◆ **Task prompt**
Search the entries below. Return every line that has "title" in it.

◆ **Working data**
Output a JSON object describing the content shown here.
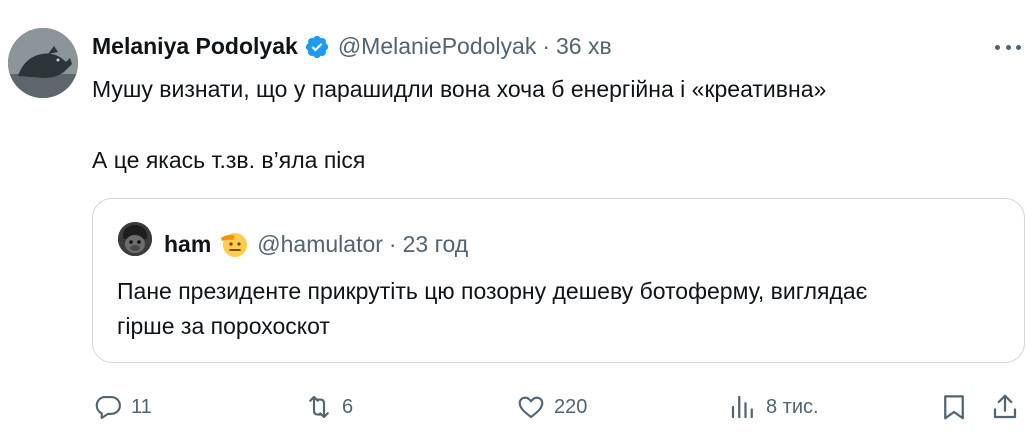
{
  "tweet": {
    "author_name": "Melaniya Podolyak",
    "handle": "@MelaniePodolyak",
    "separator": "·",
    "time": "36 хв",
    "line1": "Мушу визнати, що у парашидли вона хоча б енергійна і «креативна»",
    "line2": "А це якась т.зв. в’яла піся"
  },
  "quote": {
    "author_name": "ham",
    "handle": "@hamulator",
    "separator": "·",
    "time": "23 год",
    "line1": "Пане президенте прикрутіть цю позорну дешеву ботоферму, виглядає",
    "line2": "гірше за порохоскот"
  },
  "actions": {
    "replies": "11",
    "reposts": "6",
    "likes": "220",
    "views": "8 тис."
  },
  "colors": {
    "verified": "#1d9bf0",
    "secondary_text": "#536471",
    "border": "#cfd9de"
  },
  "icons": [
    "verified-badge-icon",
    "more-icon",
    "reply-icon",
    "repost-icon",
    "like-icon",
    "views-icon",
    "bookmark-icon",
    "share-icon",
    "saluting-face-emoji"
  ]
}
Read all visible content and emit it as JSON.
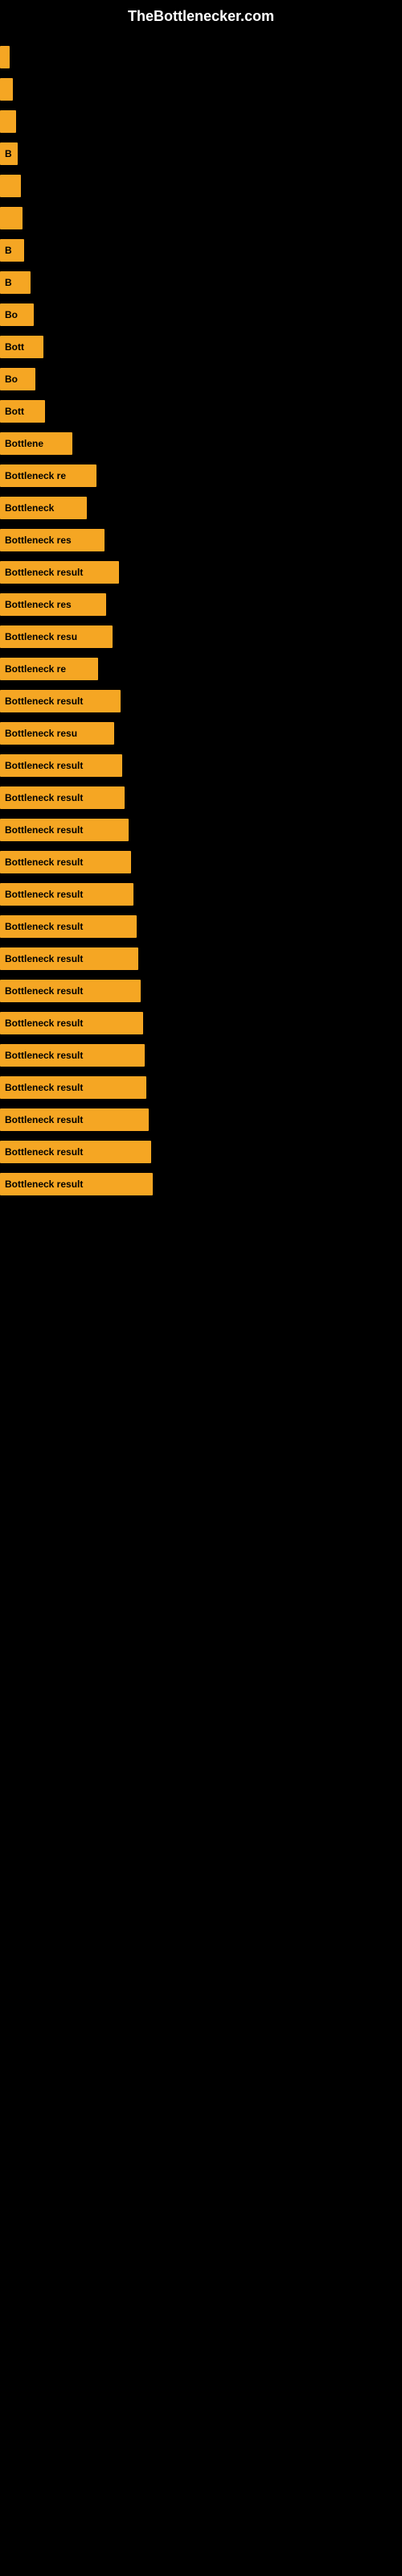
{
  "header": {
    "title": "TheBottlenecker.com"
  },
  "bars": [
    {
      "label": "",
      "width": 12
    },
    {
      "label": "",
      "width": 16
    },
    {
      "label": "",
      "width": 20
    },
    {
      "label": "B",
      "width": 22
    },
    {
      "label": "",
      "width": 26
    },
    {
      "label": "",
      "width": 28
    },
    {
      "label": "B",
      "width": 30
    },
    {
      "label": "B",
      "width": 38
    },
    {
      "label": "Bo",
      "width": 42
    },
    {
      "label": "Bott",
      "width": 54
    },
    {
      "label": "Bo",
      "width": 44
    },
    {
      "label": "Bott",
      "width": 56
    },
    {
      "label": "Bottlene",
      "width": 90
    },
    {
      "label": "Bottleneck re",
      "width": 120
    },
    {
      "label": "Bottleneck",
      "width": 108
    },
    {
      "label": "Bottleneck res",
      "width": 130
    },
    {
      "label": "Bottleneck result",
      "width": 148
    },
    {
      "label": "Bottleneck res",
      "width": 132
    },
    {
      "label": "Bottleneck resu",
      "width": 140
    },
    {
      "label": "Bottleneck re",
      "width": 122
    },
    {
      "label": "Bottleneck result",
      "width": 150
    },
    {
      "label": "Bottleneck resu",
      "width": 142
    },
    {
      "label": "Bottleneck result",
      "width": 152
    },
    {
      "label": "Bottleneck result",
      "width": 155
    },
    {
      "label": "Bottleneck result",
      "width": 160
    },
    {
      "label": "Bottleneck result",
      "width": 163
    },
    {
      "label": "Bottleneck result",
      "width": 166
    },
    {
      "label": "Bottleneck result",
      "width": 170
    },
    {
      "label": "Bottleneck result",
      "width": 172
    },
    {
      "label": "Bottleneck result",
      "width": 175
    },
    {
      "label": "Bottleneck result",
      "width": 178
    },
    {
      "label": "Bottleneck result",
      "width": 180
    },
    {
      "label": "Bottleneck result",
      "width": 182
    },
    {
      "label": "Bottleneck result",
      "width": 185
    },
    {
      "label": "Bottleneck result",
      "width": 188
    },
    {
      "label": "Bottleneck result",
      "width": 190
    }
  ]
}
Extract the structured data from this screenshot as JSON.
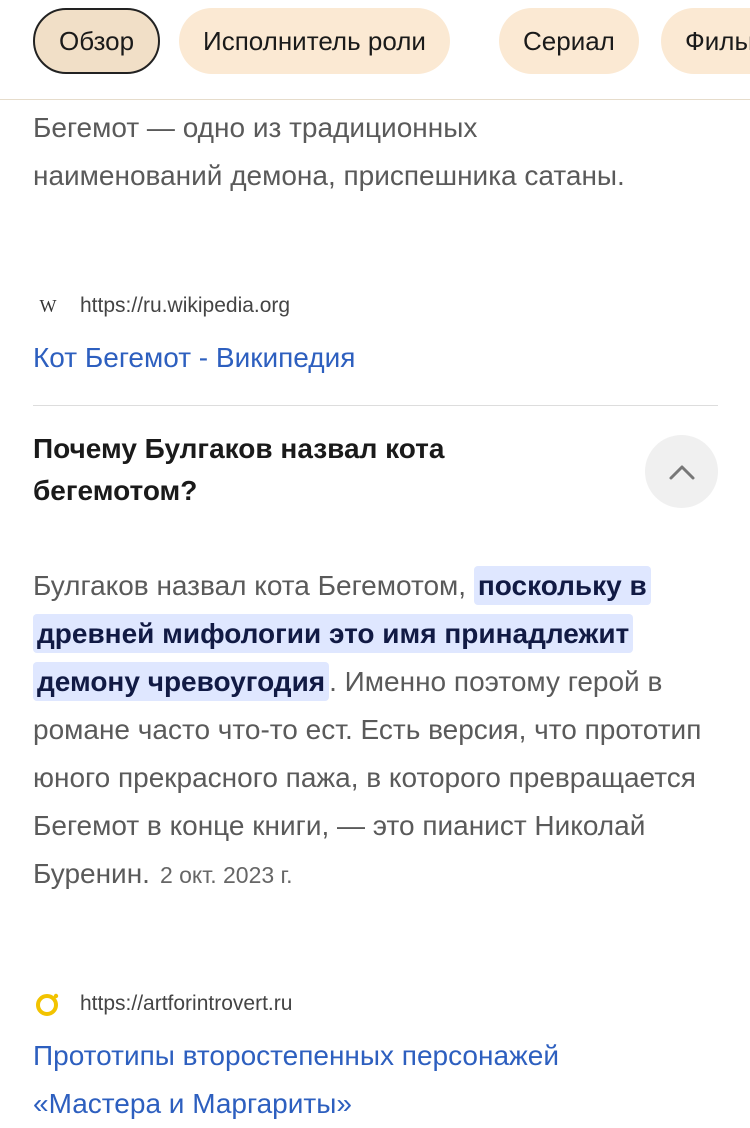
{
  "filters": {
    "chips": [
      {
        "label": "Обзор",
        "active": true
      },
      {
        "label": "Исполнитель роли",
        "active": false
      },
      {
        "label": "Сериал",
        "active": false
      },
      {
        "label": "Фильм",
        "active": false
      }
    ]
  },
  "result1": {
    "snippet": "Бегемот — одно из традиционных наименований демона, приспешника сатаны.",
    "favicon_icon": "wikipedia-w-icon",
    "source_url": "https://ru.wikipedia.org",
    "title": "Кот Бегемот - Википедия"
  },
  "faq": {
    "question": "Почему Булгаков назвал кота бегемотом?",
    "toggle_icon": "chevron-up-icon",
    "answer_before": "Булгаков назвал кота Бегемотом, ",
    "answer_highlight": "поскольку в древней мифологии это имя принадлежит демону чревоугодия",
    "answer_after": ". Именно поэтому герой в романе часто что-то ест. Есть версия, что прототип юного прекрасного пажа, в которого превращается Бегемот в конце книги, — это пианист Николай Буренин.",
    "date": "2 окт. 2023 г."
  },
  "result2": {
    "favicon_icon": "ring-logo-icon",
    "source_url": "https://artforintrovert.ru",
    "title": "Прототипы второстепенных персонажей «Мастера и Маргариты»"
  },
  "colors": {
    "link": "#2d5fbf",
    "chip_bg": "#fbe9d3",
    "highlight_bg": "#dfe7ff"
  }
}
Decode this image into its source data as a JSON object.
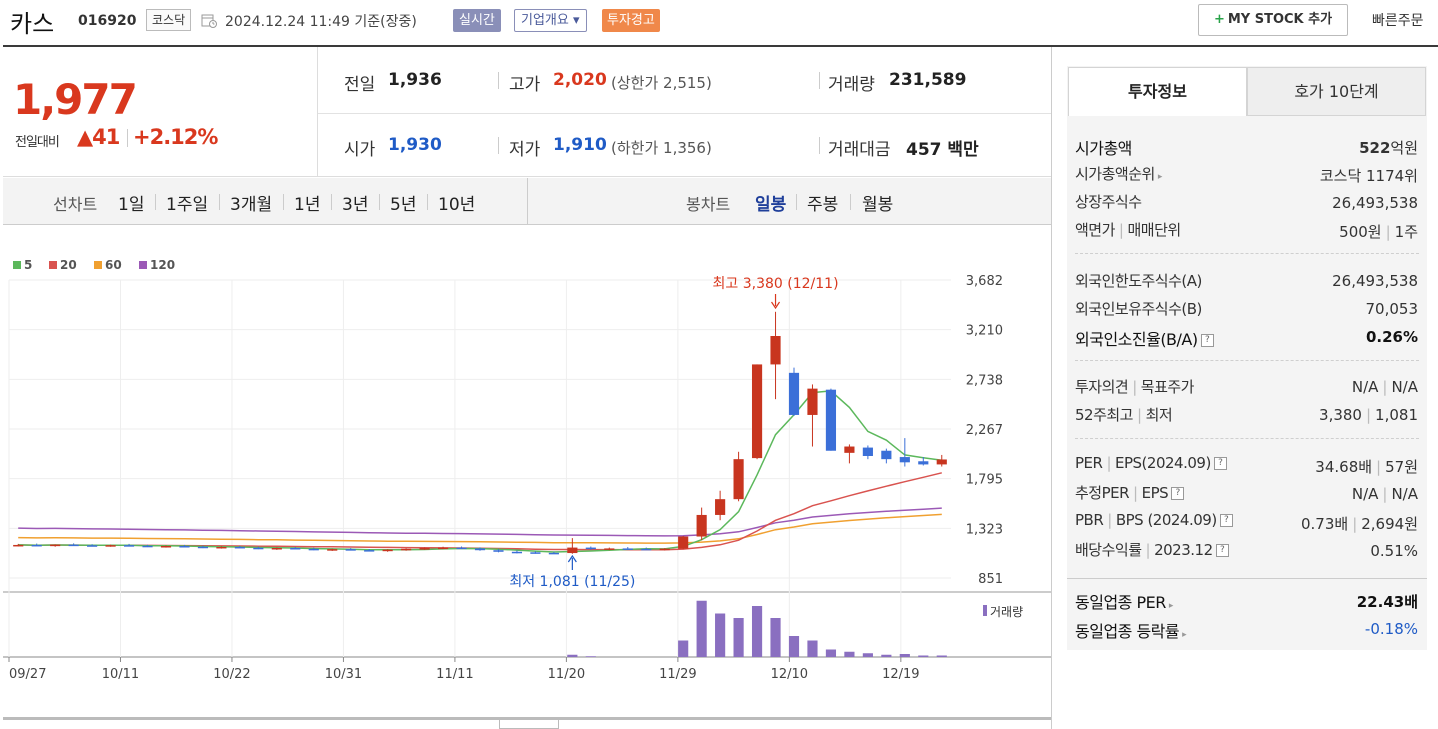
{
  "header": {
    "company_name": "카스",
    "company_code": "016920",
    "market": "코스닥",
    "datetime": "2024.12.24 11:49  기준(장중)",
    "realtime_label": "실시간",
    "overview_label": "기업개요 ▾",
    "warning_label": "투자경고",
    "mystock_label": "MY STOCK 추가",
    "quick_order_label": "빠른주문"
  },
  "price": {
    "current": "1,977",
    "change_label": "전일대비",
    "change_amount": "▲41",
    "change_percent": "+2.12%",
    "prev_close_label": "전일",
    "prev_close": "1,936",
    "high_label": "고가",
    "high": "2,020",
    "upper_limit": "(상한가 2,515)",
    "volume_label": "거래량",
    "volume": "231,589",
    "open_label": "시가",
    "open": "1,930",
    "low_label": "저가",
    "low": "1,910",
    "lower_limit": "(하한가 1,356)",
    "amount_label": "거래대금",
    "amount": "457 백만"
  },
  "chart_tabs": {
    "line_label": "선차트",
    "periods": [
      "1일",
      "1주일",
      "3개월",
      "1년",
      "3년",
      "5년",
      "10년"
    ],
    "candle_label": "봉차트",
    "candle_periods": [
      "일봉",
      "주봉",
      "월봉"
    ],
    "active_candle": "일봉"
  },
  "chart_data": {
    "type": "candlestick",
    "legend": [
      {
        "name": "5",
        "color": "#5cb85c"
      },
      {
        "name": "20",
        "color": "#d9534f"
      },
      {
        "name": "60",
        "color": "#f0a030"
      },
      {
        "name": "120",
        "color": "#9b59b6"
      }
    ],
    "y_ticks": [
      "3,682",
      "3,210",
      "2,738",
      "2,267",
      "1,795",
      "1,323",
      "851"
    ],
    "ylim": [
      851,
      3682
    ],
    "x_ticks": [
      "09/27",
      "10/11",
      "10/22",
      "10/31",
      "11/11",
      "11/20",
      "11/29",
      "12/10",
      "12/19"
    ],
    "annotation_high": "최고 3,380 (12/11)",
    "annotation_low": "최저 1,081 (11/25)",
    "volume_label": "거래량",
    "candles": [
      [
        1160,
        1175,
        1150,
        1165
      ],
      [
        1165,
        1178,
        1155,
        1160
      ],
      [
        1160,
        1170,
        1148,
        1168
      ],
      [
        1168,
        1180,
        1160,
        1162
      ],
      [
        1162,
        1172,
        1150,
        1158
      ],
      [
        1158,
        1168,
        1148,
        1163
      ],
      [
        1163,
        1175,
        1155,
        1157
      ],
      [
        1157,
        1166,
        1145,
        1150
      ],
      [
        1150,
        1160,
        1140,
        1155
      ],
      [
        1155,
        1165,
        1145,
        1148
      ],
      [
        1148,
        1158,
        1135,
        1142
      ],
      [
        1142,
        1152,
        1130,
        1146
      ],
      [
        1146,
        1156,
        1136,
        1138
      ],
      [
        1138,
        1148,
        1125,
        1130
      ],
      [
        1130,
        1140,
        1118,
        1136
      ],
      [
        1136,
        1145,
        1125,
        1128
      ],
      [
        1128,
        1138,
        1115,
        1120
      ],
      [
        1120,
        1130,
        1108,
        1125
      ],
      [
        1125,
        1135,
        1112,
        1116
      ],
      [
        1116,
        1126,
        1105,
        1112
      ],
      [
        1112,
        1125,
        1100,
        1120
      ],
      [
        1120,
        1132,
        1110,
        1128
      ],
      [
        1128,
        1140,
        1118,
        1135
      ],
      [
        1135,
        1148,
        1125,
        1140
      ],
      [
        1140,
        1150,
        1128,
        1132
      ],
      [
        1132,
        1142,
        1110,
        1115
      ],
      [
        1115,
        1125,
        1095,
        1100
      ],
      [
        1100,
        1112,
        1085,
        1095
      ],
      [
        1095,
        1105,
        1082,
        1090
      ],
      [
        1090,
        1100,
        1081,
        1088
      ],
      [
        1088,
        1230,
        1081,
        1140
      ],
      [
        1140,
        1150,
        1120,
        1125
      ],
      [
        1125,
        1140,
        1115,
        1132
      ],
      [
        1132,
        1145,
        1120,
        1128
      ],
      [
        1128,
        1140,
        1118,
        1122
      ],
      [
        1122,
        1135,
        1112,
        1130
      ],
      [
        1130,
        1250,
        1125,
        1245
      ],
      [
        1245,
        1520,
        1210,
        1450
      ],
      [
        1450,
        1680,
        1400,
        1600
      ],
      [
        1600,
        2050,
        1580,
        1980
      ],
      [
        1990,
        2880,
        1980,
        2880
      ],
      [
        2880,
        3380,
        2550,
        3150
      ],
      [
        2800,
        2850,
        2390,
        2400
      ],
      [
        2400,
        2690,
        2100,
        2650
      ],
      [
        2640,
        2650,
        2060,
        2060
      ],
      [
        2040,
        2120,
        1940,
        2100
      ],
      [
        2090,
        2110,
        1980,
        2010
      ],
      [
        2060,
        2080,
        1940,
        1980
      ],
      [
        2000,
        2180,
        1910,
        1950
      ],
      [
        1960,
        2000,
        1920,
        1930
      ],
      [
        1930,
        2020,
        1910,
        1977
      ]
    ],
    "volumes": [
      0,
      0,
      0,
      0,
      0,
      0,
      0,
      0,
      0,
      0,
      0,
      0,
      0,
      0,
      0,
      0,
      0,
      0,
      0,
      0,
      0,
      0,
      0,
      0,
      0,
      0,
      0,
      0,
      0,
      0,
      3,
      1,
      0,
      0,
      0,
      0,
      22,
      75,
      58,
      52,
      68,
      52,
      28,
      22,
      10,
      7,
      5,
      3,
      4,
      2,
      2
    ]
  },
  "info": {
    "tab_invest": "투자정보",
    "tab_hoga": "호가 10단계",
    "market_cap_label": "시가총액",
    "market_cap_num": "522",
    "market_cap_unit": "억원",
    "rank_label": "시가총액순위",
    "rank_value": "코스닥 1174위",
    "shares_label": "상장주식수",
    "shares_value": "26,493,538",
    "par_label": "액면가",
    "trade_unit_label": "매매단위",
    "par_value": "500원",
    "trade_unit_value": "1주",
    "foreign_limit_label": "외국인한도주식수(A)",
    "foreign_limit_value": "26,493,538",
    "foreign_held_label": "외국인보유주식수(B)",
    "foreign_held_value": "70,053",
    "foreign_ratio_label": "외국인소진율(B/A)",
    "foreign_ratio_value": "0.26%",
    "opinion_label": "투자의견",
    "target_label": "목표주가",
    "opinion_value": "N/A",
    "target_value": "N/A",
    "week52_label": "52주최고",
    "week52_low_label": "최저",
    "week52_high": "3,380",
    "week52_low": "1,081",
    "per_label": "PER",
    "eps_label": "EPS(2024.09)",
    "per_value": "34.68배",
    "eps_value": "57원",
    "est_per_label": "추정PER",
    "est_eps_label": "EPS",
    "est_per_value": "N/A",
    "est_eps_value": "N/A",
    "pbr_label": "PBR",
    "bps_label": "BPS (2024.09)",
    "pbr_value": "0.73배",
    "bps_value": "2,694원",
    "div_label": "배당수익률",
    "div_date": "2023.12",
    "div_value": "0.51%",
    "sector_per_label": "동일업종 PER",
    "sector_per_value": "22.43배",
    "sector_change_label": "동일업종 등락률",
    "sector_change_value": "-0.18%"
  }
}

◆ **Exercise response**
    "title": "TheBottlenecker.com"
    "title": "Кот Бегемот - Википедия"
    "title": "Прототипы второстепенных персонажей «Мастера и Маргариты»"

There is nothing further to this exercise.